Thoughts on a New Year
As we write this blog, we are aware that we still face uncertainty as to what 2022 has to offer. Will we make it through the rest of the school year? Will our trips and performances go ahead? Will we get to go on that European city break in half term that we have moved 5 times already? We sadly don’t have these answers but as we have all learnt to do recently, we will continue to change and adapt to the situation around us.
Putting these uncertainties aside though, we remembered that a new year gives us the chance to hit a re-set button. In schools, we generally do this come September but maybe now is as good a time as any to focus in on some little changes that could make the world of difference to us (and others) personally and professionally.
There are many things we could write about here and at the end of this blog you will find some more light-hearted suggestions from the team but what about changes you could make in your classroom practice? We are facing a crisis in education not seen since the Second World War so maybe now is the time to try something different and break the mould.

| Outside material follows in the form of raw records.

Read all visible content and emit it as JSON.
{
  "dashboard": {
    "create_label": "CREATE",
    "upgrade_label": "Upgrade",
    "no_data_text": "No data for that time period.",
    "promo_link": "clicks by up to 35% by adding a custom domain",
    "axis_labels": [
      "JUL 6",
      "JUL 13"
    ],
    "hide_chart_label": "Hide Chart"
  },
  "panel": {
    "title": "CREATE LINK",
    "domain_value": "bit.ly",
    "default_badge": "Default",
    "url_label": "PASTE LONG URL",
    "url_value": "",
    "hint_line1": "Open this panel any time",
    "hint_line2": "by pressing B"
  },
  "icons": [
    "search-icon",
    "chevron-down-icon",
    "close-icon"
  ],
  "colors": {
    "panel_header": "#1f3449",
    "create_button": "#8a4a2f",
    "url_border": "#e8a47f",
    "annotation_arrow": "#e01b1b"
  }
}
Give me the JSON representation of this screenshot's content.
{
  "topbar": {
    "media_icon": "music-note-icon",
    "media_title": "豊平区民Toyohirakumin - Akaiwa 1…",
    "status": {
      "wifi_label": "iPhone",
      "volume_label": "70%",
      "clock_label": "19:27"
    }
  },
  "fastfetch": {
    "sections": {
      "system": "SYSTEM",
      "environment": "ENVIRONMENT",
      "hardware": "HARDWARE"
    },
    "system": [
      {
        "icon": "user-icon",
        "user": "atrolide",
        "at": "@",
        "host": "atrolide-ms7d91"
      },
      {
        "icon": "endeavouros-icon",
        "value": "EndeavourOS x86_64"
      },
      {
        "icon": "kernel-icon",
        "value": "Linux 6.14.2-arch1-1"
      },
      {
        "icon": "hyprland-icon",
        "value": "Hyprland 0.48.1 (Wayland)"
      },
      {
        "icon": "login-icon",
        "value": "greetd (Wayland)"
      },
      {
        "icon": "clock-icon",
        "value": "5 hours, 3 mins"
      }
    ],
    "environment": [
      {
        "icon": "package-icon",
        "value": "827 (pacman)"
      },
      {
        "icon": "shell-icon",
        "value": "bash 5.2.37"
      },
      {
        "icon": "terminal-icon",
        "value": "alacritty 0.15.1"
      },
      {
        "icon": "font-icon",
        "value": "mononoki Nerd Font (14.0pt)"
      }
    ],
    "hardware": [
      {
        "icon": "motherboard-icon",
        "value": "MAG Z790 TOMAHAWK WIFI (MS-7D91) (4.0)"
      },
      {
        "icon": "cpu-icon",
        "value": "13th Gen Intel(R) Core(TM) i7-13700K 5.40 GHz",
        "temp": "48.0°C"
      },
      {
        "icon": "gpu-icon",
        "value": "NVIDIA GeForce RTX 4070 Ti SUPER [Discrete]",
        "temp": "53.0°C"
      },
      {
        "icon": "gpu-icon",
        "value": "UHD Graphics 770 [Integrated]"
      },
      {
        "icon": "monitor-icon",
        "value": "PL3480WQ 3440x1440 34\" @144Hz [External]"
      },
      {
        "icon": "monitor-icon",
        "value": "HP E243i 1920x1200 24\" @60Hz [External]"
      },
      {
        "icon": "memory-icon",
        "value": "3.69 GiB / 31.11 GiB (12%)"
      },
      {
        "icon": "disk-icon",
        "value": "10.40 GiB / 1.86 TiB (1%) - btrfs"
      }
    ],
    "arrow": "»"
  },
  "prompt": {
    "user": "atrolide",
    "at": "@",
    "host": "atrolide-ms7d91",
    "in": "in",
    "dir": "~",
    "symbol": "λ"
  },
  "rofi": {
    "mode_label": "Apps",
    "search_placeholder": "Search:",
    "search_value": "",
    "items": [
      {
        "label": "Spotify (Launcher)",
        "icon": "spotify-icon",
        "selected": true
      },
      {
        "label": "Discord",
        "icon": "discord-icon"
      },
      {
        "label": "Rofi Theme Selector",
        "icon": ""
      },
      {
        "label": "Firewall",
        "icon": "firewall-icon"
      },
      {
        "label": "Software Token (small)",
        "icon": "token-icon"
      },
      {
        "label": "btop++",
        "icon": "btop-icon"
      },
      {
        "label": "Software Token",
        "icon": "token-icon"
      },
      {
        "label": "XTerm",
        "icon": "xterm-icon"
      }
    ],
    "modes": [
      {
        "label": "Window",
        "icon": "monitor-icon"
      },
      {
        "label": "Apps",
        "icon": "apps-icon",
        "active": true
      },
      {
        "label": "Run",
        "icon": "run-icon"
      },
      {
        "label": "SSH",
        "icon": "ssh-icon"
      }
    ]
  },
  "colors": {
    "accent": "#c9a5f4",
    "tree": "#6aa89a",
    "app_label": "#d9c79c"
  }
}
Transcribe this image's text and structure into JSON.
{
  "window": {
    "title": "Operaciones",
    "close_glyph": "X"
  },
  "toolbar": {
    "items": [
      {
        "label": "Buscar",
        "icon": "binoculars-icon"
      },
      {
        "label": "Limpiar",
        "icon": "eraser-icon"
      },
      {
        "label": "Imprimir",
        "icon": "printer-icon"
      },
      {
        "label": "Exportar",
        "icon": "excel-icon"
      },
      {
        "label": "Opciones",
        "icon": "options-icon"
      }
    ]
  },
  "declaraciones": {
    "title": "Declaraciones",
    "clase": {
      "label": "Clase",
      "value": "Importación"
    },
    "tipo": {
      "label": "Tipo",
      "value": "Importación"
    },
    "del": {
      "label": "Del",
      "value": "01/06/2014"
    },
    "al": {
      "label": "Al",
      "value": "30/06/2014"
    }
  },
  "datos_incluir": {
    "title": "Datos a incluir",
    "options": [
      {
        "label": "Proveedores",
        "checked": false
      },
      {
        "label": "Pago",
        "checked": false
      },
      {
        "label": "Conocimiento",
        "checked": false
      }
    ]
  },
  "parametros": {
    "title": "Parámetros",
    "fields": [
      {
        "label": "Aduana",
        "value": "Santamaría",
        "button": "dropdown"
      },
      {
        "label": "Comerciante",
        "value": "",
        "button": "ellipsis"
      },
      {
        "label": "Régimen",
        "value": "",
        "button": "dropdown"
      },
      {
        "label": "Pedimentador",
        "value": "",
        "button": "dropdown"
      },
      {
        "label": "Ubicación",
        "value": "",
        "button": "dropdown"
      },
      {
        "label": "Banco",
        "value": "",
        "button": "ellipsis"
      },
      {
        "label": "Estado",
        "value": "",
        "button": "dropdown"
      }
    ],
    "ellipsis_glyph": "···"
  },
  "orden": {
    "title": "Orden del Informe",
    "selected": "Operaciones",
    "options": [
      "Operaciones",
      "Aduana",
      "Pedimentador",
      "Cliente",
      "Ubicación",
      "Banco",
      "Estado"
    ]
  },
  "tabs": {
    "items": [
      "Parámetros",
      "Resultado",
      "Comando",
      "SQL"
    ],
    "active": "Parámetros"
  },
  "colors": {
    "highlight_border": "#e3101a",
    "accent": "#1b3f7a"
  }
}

Here are some suggestions:
- Prioritise reading – get pupils reading early with fully decodable texts matched to their phonic knowledge (not led by a book band colour) and keep with these books until they are fluent and confident.
- Give pupils a varied yet well thought out diet of books. Look at what you have on offer in your classroom. Have you got a good mix of old and new (check out our 2022 newsletter for books to look out for)? Are they accessible to pupils and hooking them in? Books need some key elements in order to be engaging so think about: vocabulary (not too many difficult words), theme (can the pupils relate?), emotional responses and engaging images (you can judge a book by its cover and subsequent pages).
- Model writing at every opportunity – we all learn best when we can clearly see what we need to do and the steps taken to be successful (think about the non-dancers in Strictly Come Dancing and how this approach works for them). It’s not cheating! Remember though to use a slow-release approach (teacher modelling followed by scribing pupils’ ideas then collaborative writing and finally independent writing).
- Get pupils writing often – as with reading, pupils can only practise the skills you have taught them and modelled to them if you let them have a go. Don’t wait 3-4 weeks before producing one final piece of writing, instead write little and often with a clear purpose and focus on a finite number of skills.
- Use AfL regularly – the keep up approach often associated with phonics provision works in every lesson. Don’t wait for assessment to tell you which pupils are struggling with a concept, identify early and plug that gap asap. Short, specific intervention based on individual need and close to the point of learning makes such a difference. Equally, don’t forget to use AfL to inform you of what your pupils do know as much as what they don’t. These are your building blocks to take their learning to the next level.
- Consider purpose and audience of writing tasks rather than being led by genres. Repeat the teaching of familiar tasks and don’t get bogged down with teaching the features of a tricky text type. We want pupils to use grammar skills appropriately and effectively – doing this alongside the features of tricky text types can lead to cognitive overload! Think about the skills you want pupils to use and which outcomes support the teaching of these skills rather than trying to shoehorn them in. One consultant is still haunted by the estate agent house descriptions written with a Y1 class in an attempt to fit with a particular topic in her early teaching career. Never again…..